Japan has a custom, which is called “Tsukimi” or also “Otsukimi” that literally means “moon-viewing” (tsuki = jap. Moon). This tradition dates back to the Heian period (794–1192) where Japanese culture and the arts were refined to a high degree. At that time, elements of the Chinese “Mid-Autumn Moon Festival” were introduced in Japan, and festivals and rituals were held in the eighth sun month (which corresponds to September in our current calendar).
As already mentioned before, the Moon assumes a special status in Asia as well. There are a few important festivals, which are closely connected to the Moon, like for example the Moon Festival and the Lantern Festival in China, or many celebrations in Buddhism and Hinduism.
In Malaysia, in South East Asia, there is a traditional kite called »wau bulan«, whereas »wau« stands for kite and »bulan« for the Moon. The kite got its name because of its moon crescent-shaped lower part.
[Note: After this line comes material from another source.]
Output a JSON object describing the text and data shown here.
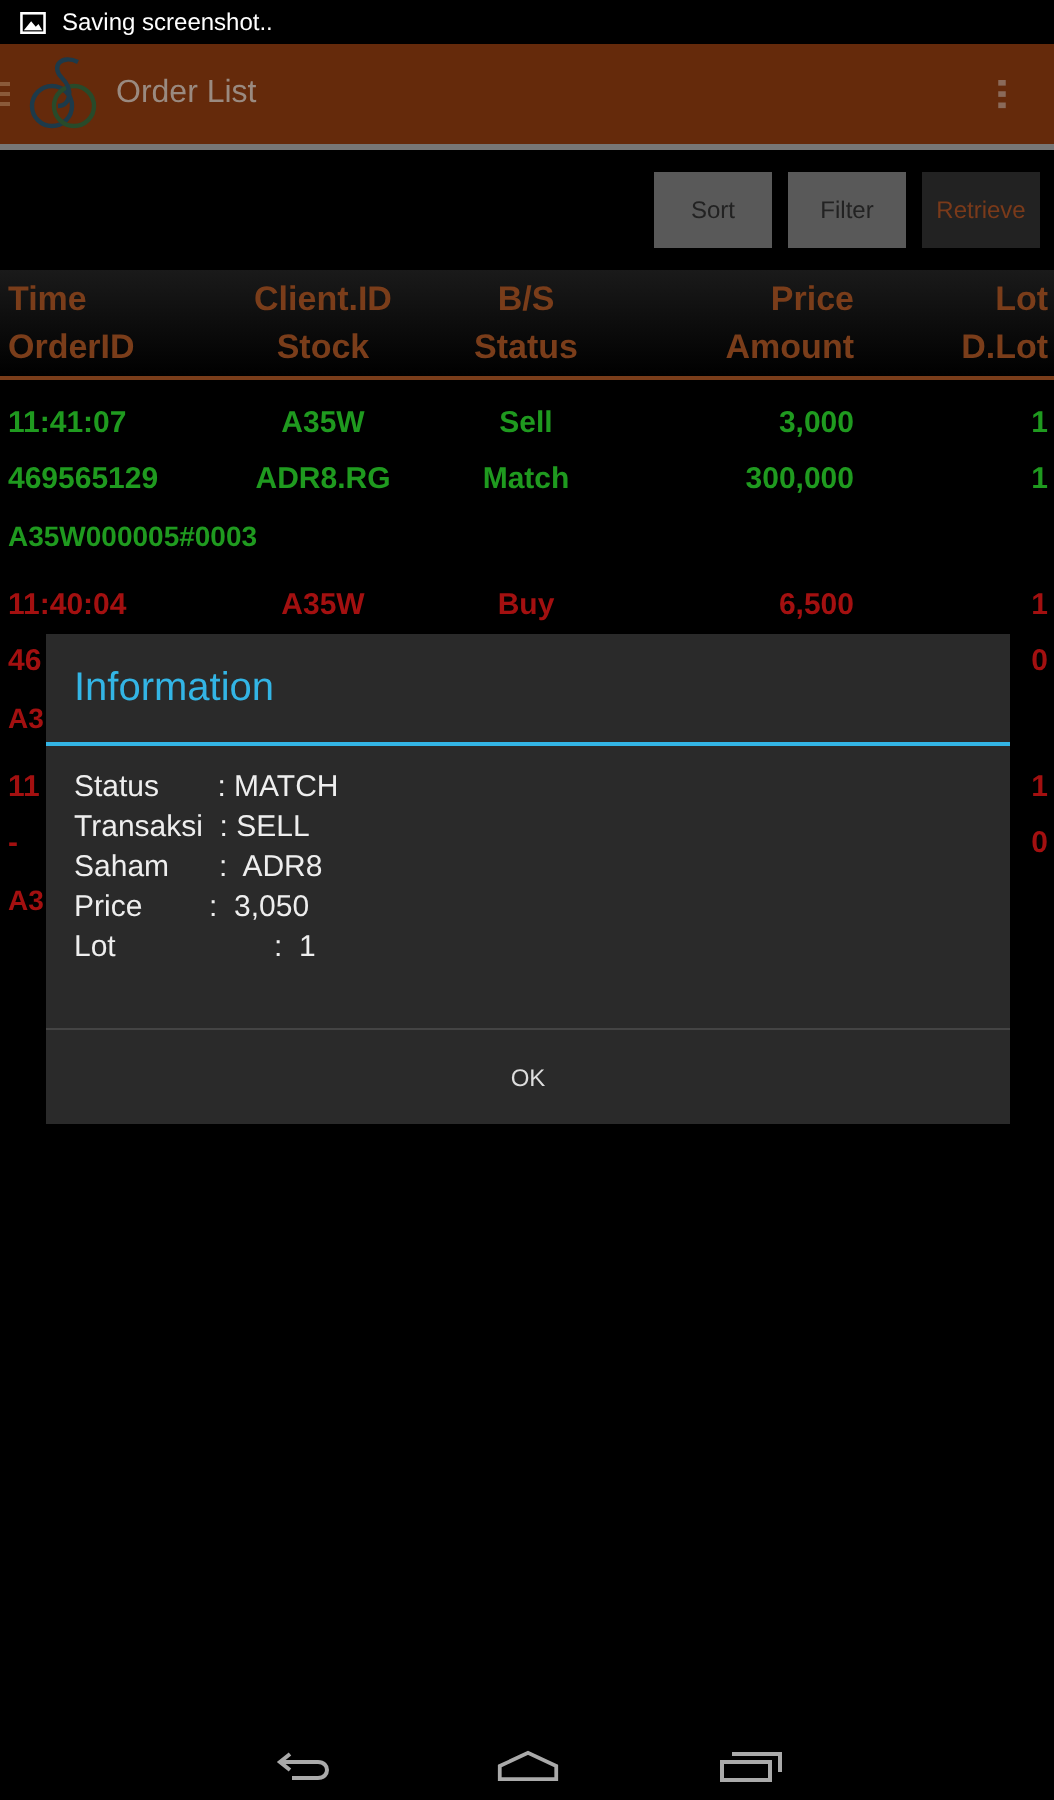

When you fly this kite, it supposed to remind of the rising Moon.